If you believe you or a loved one have been the victim of identity theft, financial scam or other form of elder abuse, please contact the Southfield Police Department at (248) 796-5500.
What is Elder Abuse?
Elder abuse (also called "elder mistreatment", "senior abuse", "abuse in later life", "abuse of older adults", "abuse of older women", and "abuse of older men") is "a single, or repeated act, or lack of appropriate action, occurring within any relationship where there is an expectation of trust, which causes harm or distress to an older person." This definition has been adopted by the World Health Organization (WHO) from a definition put forward by Action on Elder Abuse in the UK. Laws protecting the elderly from abuse are similar to and related to laws protecting dependent adults from abuse.
It includes harms by people the older person knows, or has a relationship with, such as a spouse, partner, or family member; a friend or neighbor; or people that the older person relies on for services. Many forms of elder abuse are recognized as types of domestic violence or family violence since they are committed by family members. Paid caregivers have also been known to prey on their elderly patients.

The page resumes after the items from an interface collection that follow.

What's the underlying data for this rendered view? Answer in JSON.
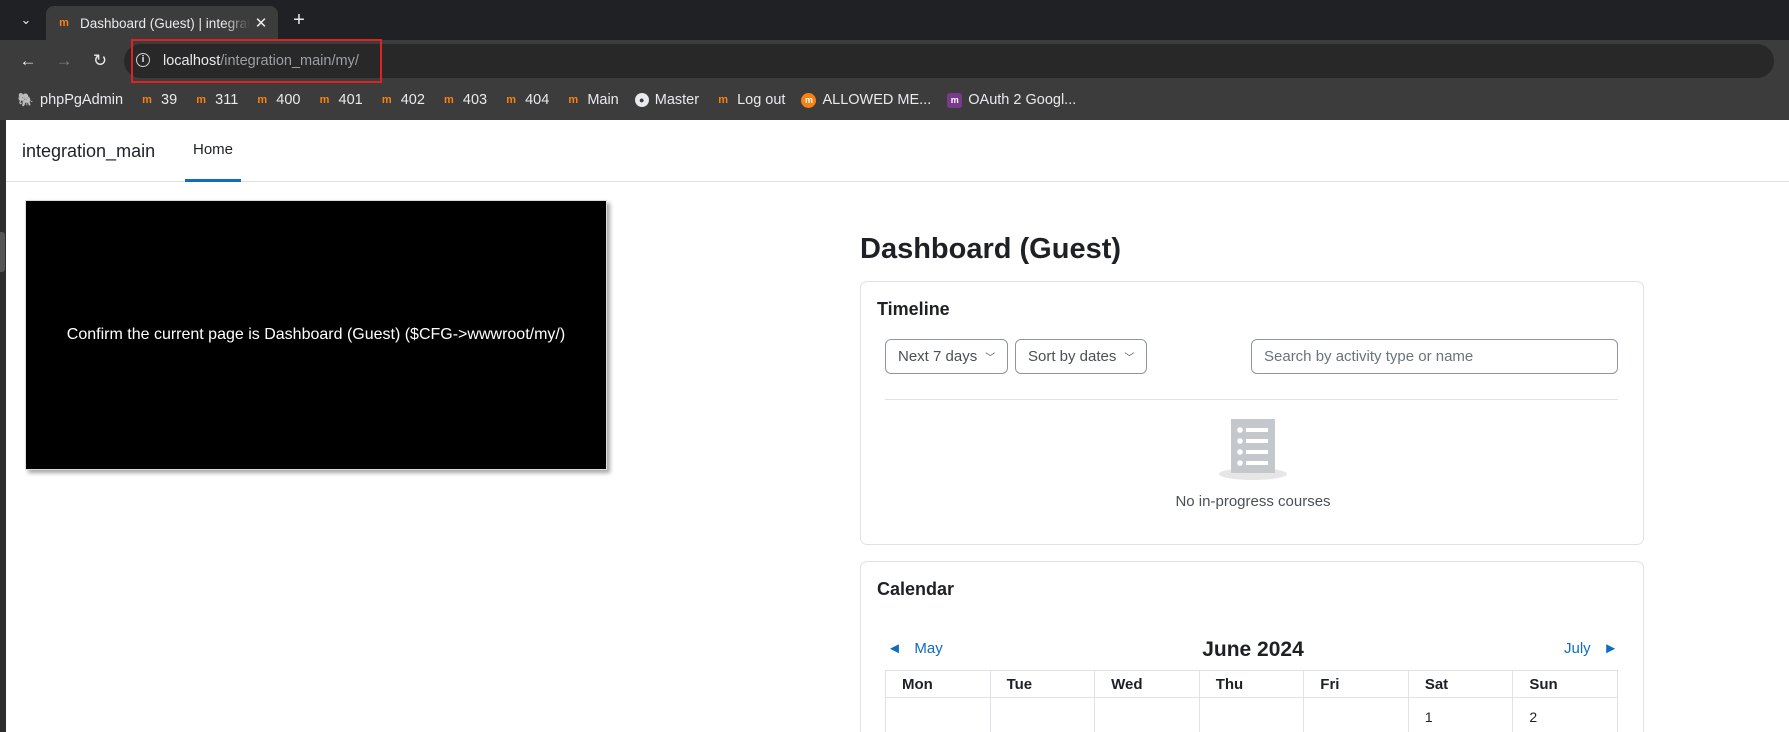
{
  "browser": {
    "tab_title": "Dashboard (Guest) | integration_main",
    "url_host": "localhost",
    "url_path": "/integration_main/my/",
    "bookmarks": [
      {
        "label": "phpPgAdmin",
        "icon": "elephant-icon"
      },
      {
        "label": "39",
        "icon": "moodle-icon"
      },
      {
        "label": "311",
        "icon": "moodle-icon"
      },
      {
        "label": "400",
        "icon": "moodle-icon"
      },
      {
        "label": "401",
        "icon": "moodle-icon"
      },
      {
        "label": "402",
        "icon": "moodle-icon"
      },
      {
        "label": "403",
        "icon": "moodle-icon"
      },
      {
        "label": "404",
        "icon": "moodle-icon"
      },
      {
        "label": "Main",
        "icon": "moodle-icon"
      },
      {
        "label": "Master",
        "icon": "globe-icon"
      },
      {
        "label": "Log out",
        "icon": "moodle-icon"
      },
      {
        "label": "ALLOWED ME...",
        "icon": "moodle-circle-icon"
      },
      {
        "label": "OAuth 2 Googl...",
        "icon": "oauth-icon"
      }
    ]
  },
  "site": {
    "name": "integration_main",
    "nav_home": "Home"
  },
  "overlay_text": "Confirm the current page is Dashboard (Guest) ($CFG->wwwroot/my/)",
  "page_title": "Dashboard (Guest)",
  "timeline": {
    "title": "Timeline",
    "filter_label": "Next 7 days",
    "sort_label": "Sort by dates",
    "search_placeholder": "Search by activity type or name",
    "empty_text": "No in-progress courses"
  },
  "calendar": {
    "title": "Calendar",
    "prev_month": "May",
    "next_month": "July",
    "month_label": "June 2024",
    "weekdays": [
      "Mon",
      "Tue",
      "Wed",
      "Thu",
      "Fri",
      "Sat",
      "Sun"
    ],
    "first_row": [
      "",
      "",
      "",
      "",
      "",
      "1",
      "2"
    ]
  },
  "colors": {
    "accent": "#0f6cbf",
    "highlight_border": "#dd2222",
    "moodle_orange": "#f98012"
  }
}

While a variety of circumstances are considered elder abuse, it does not include general criminal activity against older persons, such as home break-ins, "muggings" in the street, or "distraction burglary," where a stranger distracts an older person at the doorstep while another person enters the property to steal.
The abuse of elders by caregivers is a worldwide issue. In 2002, WHO brought international attention to the issue of elder abuse. Over the years, government agencies and community professional groups, worldwide, have specified elder abuse as a social problem. In 2006 the International Network for Prevention of Elder Abuse (INPEA) designated June 15 as World Elder Abuse Awareness Day (WEAAD), and an increasing number of events are held across the globe on this day to raise awareness of elder abuse and highlight ways to challenge such abuse.
Senior COVID-19 Financial Fraud Prevention
The U.S. Department of Health and Human Services Office of Inspector General is alerting the public about fraud schemes related to the novel coronavirus (COVID-19).
Scammers are offering COVID-19 tests to Medicare beneficiaries in exchange for personal details, including Medicare information. However, the services are unapproved and illegitimate.
Fraudsters are targeting beneficiaries in a number of ways, including telemarketing calls, social media platforms, and door-to-door visits.
These scammers use the coronavirus pandemic to benefit themselves, and beneficiaries face potential harms. The personal information collected can be used to fraudulently bill Federal health care programs and commit medical identity theft. If Medicare or Medicaid denies the claim for an unapproved test, the beneficiary could be responsible for the cost.
- Beneficiaries should be cautious of unsolicited requests for their Medicare or Medicaid numbers.
- Be suspicious of any unexpected calls or visitors offering COVID-19 tests or supplies. If your personal information is compromised, it may be used in other fraud schemes.
- Ignore offers or advertisements for COVID-19 testing or treatments on social media sites.
- A physician or other trusted healthcare provider should assess your condition and approve any requests for COVID-19 testing.
- If you suspect COVID-19 fraud, contact National Center for Disaster Fraud Hotline (866) 720-5721 or email@example.com.
For more information or to make a national report, visit ic3.gov, tips.fbi.gov, or call 1-800-CALL-FBI.